The Supreme Court has upheld an opposition against the refilling of a gas tank bearing the trademark PRIMAGAZ with gas from a third party. The Supreme Court held that where a party uses another's branded packaging for its own goods, it is the same as using the other party's trademark. Finding that the act of filling the tank constituted use of the mark in the course of trade, the court held that the third party had used the PRIMAGAZ mark for commercial gain.
The Supreme Court recently rendered a landmark judgment on second medical use claims – more specifically, Swiss-type claims – which have been the subject of significant legal uncertainty throughout Europe. Although the judgment provides welcome clarification on Swiss-type claims with regard to the possibility of indirect infringement and the standards for direct and indirect infringement, some questions still remain.
The Hague Court of Appeal recently rendered its judgment in a case in which the claimant was seeking protection for its trade name, Parfumswinkel, against a competing online perfume shop acting under the trade name Parfumswebwinkel. Although the outcome of this case is acceptable, the reasoning behind it is not necessarily correct. The main issue in the proceedings was whether trade name protection should be granted to trade names that are purely descriptive and lack inherent distinctive character.
Since the launch of its online second-hand e-book service in 2014, Tom Kabinet's activities have been opposed by Dutch publishers, which have unsuccessfully initiated interim injunction proceedings against the company with regard to e-books that were initially purchased and downloaded lawfully (with the copyright owner's consent). At present, proceedings on the merits of the case are pending before The Hague District Court, which recently decided to refer questions to the European Court of Justice.
The Arnhem-Leeuwarden Appellate Court recently referred questions regarding which kinds of object can be classified as copyrightable works to the European Court of Justice. The case that led to the court's referral addressed the question of whether a certain taste can be protected under copyright law.
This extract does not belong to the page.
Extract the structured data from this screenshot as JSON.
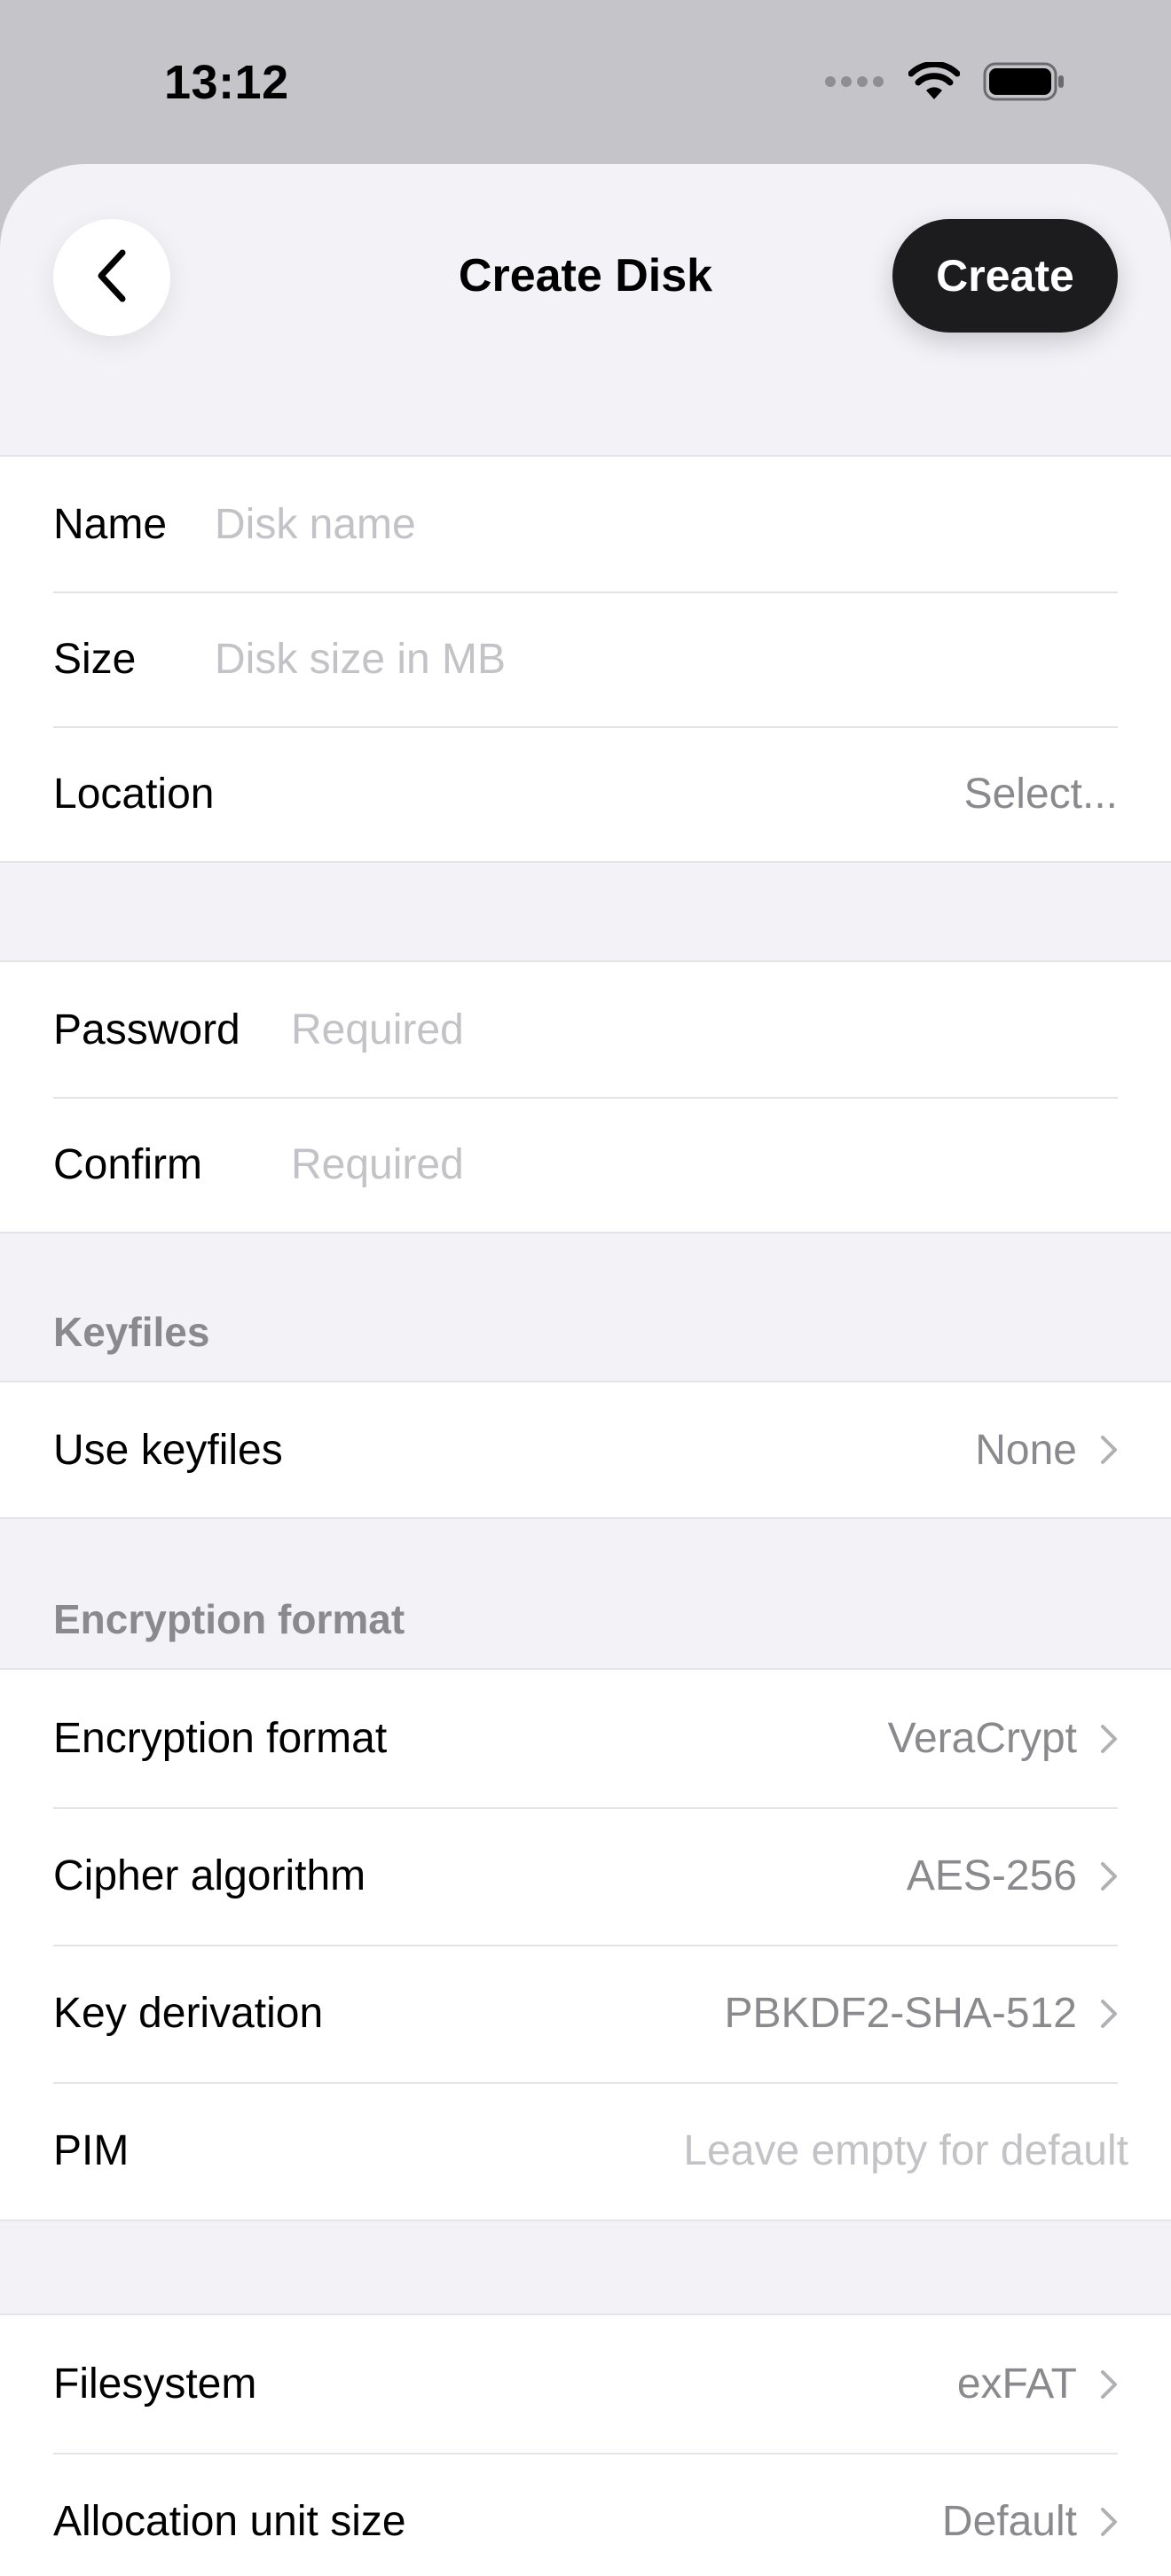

The particular taste for which protection was sought was a popular cheese product.
The indicative tariffs used to determine reasonable and proportionate legal costs in IP cases were recently revised, following the European Court of Justice's judgment regarding the interpretation of the EU Enforcement Directive and the Supreme Court's judgment that judges must decide ex officio on the assignment of the cost of proceedings and the amount thereof. Notably, the category of 'very simple' cases has been introduced, in which only the standard liquidation rates will apply.
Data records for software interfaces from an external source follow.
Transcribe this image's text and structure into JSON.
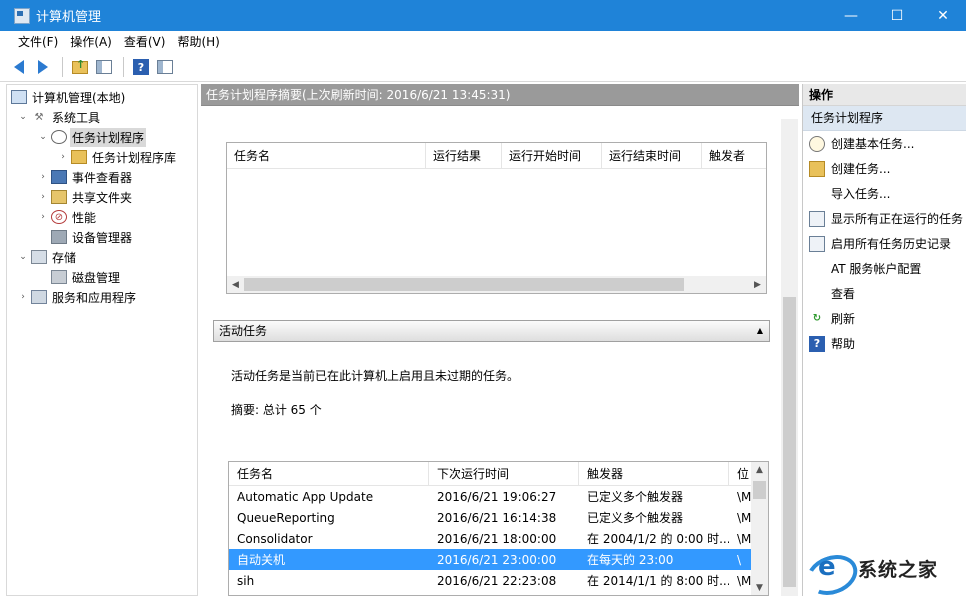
{
  "window": {
    "title": "计算机管理"
  },
  "menu": [
    "文件(F)",
    "操作(A)",
    "查看(V)",
    "帮助(H)"
  ],
  "tree": [
    {
      "label": "计算机管理(本地)",
      "chev": "",
      "icon": "computer-icon",
      "level": 0
    },
    {
      "label": "系统工具",
      "chev": "⌄",
      "icon": "tools-icon",
      "level": 1
    },
    {
      "label": "任务计划程序",
      "chev": "⌄",
      "icon": "clock-icon",
      "level": 2,
      "selected": true
    },
    {
      "label": "任务计划程序库",
      "chev": "›",
      "icon": "folder-icon",
      "level": 3
    },
    {
      "label": "事件查看器",
      "chev": "›",
      "icon": "event-viewer-icon",
      "level": 2
    },
    {
      "label": "共享文件夹",
      "chev": "›",
      "icon": "shared-folder-icon",
      "level": 2
    },
    {
      "label": "性能",
      "chev": "›",
      "icon": "performance-icon",
      "level": 2
    },
    {
      "label": "设备管理器",
      "chev": "",
      "icon": "device-manager-icon",
      "level": 2
    },
    {
      "label": "存储",
      "chev": "⌄",
      "icon": "storage-icon",
      "level": 1
    },
    {
      "label": "磁盘管理",
      "chev": "",
      "icon": "disk-icon",
      "level": 2
    },
    {
      "label": "服务和应用程序",
      "chev": "›",
      "icon": "services-icon",
      "level": 1
    }
  ],
  "middle": {
    "header": "任务计划程序摘要(上次刷新时间: 2016/6/21 13:45:31)",
    "grid1_columns": [
      "任务名",
      "运行结果",
      "运行开始时间",
      "运行结束时间",
      "触发者"
    ],
    "active_tasks": {
      "title": "活动任务",
      "description": "活动任务是当前已在此计算机上启用且未过期的任务。",
      "summary": "摘要: 总计 65 个",
      "columns": [
        "任务名",
        "下次运行时间",
        "触发器",
        "位"
      ],
      "rows": [
        {
          "name": "Automatic App Update",
          "next": "2016/6/21 19:06:27",
          "trigger": "已定义多个触发器",
          "loc": "\\M"
        },
        {
          "name": "QueueReporting",
          "next": "2016/6/21 16:14:38",
          "trigger": "已定义多个触发器",
          "loc": "\\M"
        },
        {
          "name": "Consolidator",
          "next": "2016/6/21 18:00:00",
          "trigger": "在 2004/1/2 的 0:00 时...",
          "loc": "\\M"
        },
        {
          "name": "自动关机",
          "next": "2016/6/21 23:00:00",
          "trigger": "在每天的 23:00",
          "loc": "\\",
          "selected": true
        },
        {
          "name": "sih",
          "next": "2016/6/21 22:23:08",
          "trigger": "在 2014/1/1 的 8:00 时...",
          "loc": "\\M"
        }
      ]
    }
  },
  "actions": {
    "header": "操作",
    "subheader": "任务计划程序",
    "items": [
      {
        "label": "创建基本任务...",
        "icon": "create-basic-task-icon"
      },
      {
        "label": "创建任务...",
        "icon": "create-task-icon"
      },
      {
        "label": "导入任务...",
        "icon": ""
      },
      {
        "label": "显示所有正在运行的任务",
        "icon": "running-tasks-icon"
      },
      {
        "label": "启用所有任务历史记录",
        "icon": "history-icon"
      },
      {
        "label": "AT 服务帐户配置",
        "icon": ""
      },
      {
        "label": "查看",
        "icon": ""
      },
      {
        "label": "刷新",
        "icon": "refresh-icon"
      },
      {
        "label": "帮助",
        "icon": "help-icon"
      }
    ]
  },
  "watermark": {
    "text": "系统之家"
  },
  "colors": {
    "titlebar": "#1f83d8",
    "selection": "#3399ff",
    "header_gray": "#9a9a9a"
  }
}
The Rotterdam District Court recently rendered its judgment in a matter between two parties that had jointly run a food truck. After having gone their separate ways, the food truck owner continued to operate the business. When the other party continued to use the business's name and logo, the food truck owner demanded that it cease to do so and commenced proceedings to that effect. This seemingly small case is noteworthy, as it demonstrates the consequences of copyright mismanagement.
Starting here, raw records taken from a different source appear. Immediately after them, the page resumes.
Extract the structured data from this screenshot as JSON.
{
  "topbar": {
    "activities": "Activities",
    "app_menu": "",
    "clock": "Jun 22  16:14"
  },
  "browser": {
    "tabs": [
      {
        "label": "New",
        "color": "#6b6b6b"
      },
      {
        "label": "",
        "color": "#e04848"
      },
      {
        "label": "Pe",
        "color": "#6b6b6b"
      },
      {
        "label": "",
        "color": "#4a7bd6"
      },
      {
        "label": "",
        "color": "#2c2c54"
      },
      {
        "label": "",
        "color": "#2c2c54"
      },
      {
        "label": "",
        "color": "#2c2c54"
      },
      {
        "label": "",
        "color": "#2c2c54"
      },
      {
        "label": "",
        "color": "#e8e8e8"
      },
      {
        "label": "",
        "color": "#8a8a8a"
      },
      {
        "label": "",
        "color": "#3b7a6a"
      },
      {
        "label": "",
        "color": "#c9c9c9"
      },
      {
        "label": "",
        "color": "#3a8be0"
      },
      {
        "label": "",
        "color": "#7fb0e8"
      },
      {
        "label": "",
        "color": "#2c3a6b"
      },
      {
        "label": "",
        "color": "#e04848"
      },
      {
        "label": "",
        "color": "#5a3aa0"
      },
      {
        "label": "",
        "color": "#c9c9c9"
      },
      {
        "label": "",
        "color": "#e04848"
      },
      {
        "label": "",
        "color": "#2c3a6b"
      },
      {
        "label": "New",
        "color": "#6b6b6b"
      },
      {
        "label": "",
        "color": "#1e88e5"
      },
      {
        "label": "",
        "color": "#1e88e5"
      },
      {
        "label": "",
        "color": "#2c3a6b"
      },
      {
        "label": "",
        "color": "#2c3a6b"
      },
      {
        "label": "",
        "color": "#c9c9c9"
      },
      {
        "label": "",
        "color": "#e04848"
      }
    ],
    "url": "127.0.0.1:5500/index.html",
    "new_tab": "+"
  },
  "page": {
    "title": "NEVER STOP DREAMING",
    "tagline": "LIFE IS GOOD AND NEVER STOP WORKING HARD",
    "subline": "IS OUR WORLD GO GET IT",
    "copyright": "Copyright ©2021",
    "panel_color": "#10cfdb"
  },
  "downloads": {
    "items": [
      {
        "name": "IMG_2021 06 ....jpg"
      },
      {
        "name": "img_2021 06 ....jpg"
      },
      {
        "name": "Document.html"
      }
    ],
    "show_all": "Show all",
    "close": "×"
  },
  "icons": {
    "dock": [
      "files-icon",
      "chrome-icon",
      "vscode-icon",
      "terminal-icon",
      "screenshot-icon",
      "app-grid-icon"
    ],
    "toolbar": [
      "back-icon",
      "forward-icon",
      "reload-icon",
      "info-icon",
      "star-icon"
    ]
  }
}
The European Court of Justice (ECJ) recently rendered its judgment in the dispute between Vereniging Openbare Bibliotheken and Stichting Leenrecht, which had been referred to it by the Hague District Court. The ECJ considered whether the lending of electronic books by Dutch public libraries falls within the scope of the EU Rental and Lending Rights Directive and is covered by the existing public lending rights regime under the Dutch Copyright Act.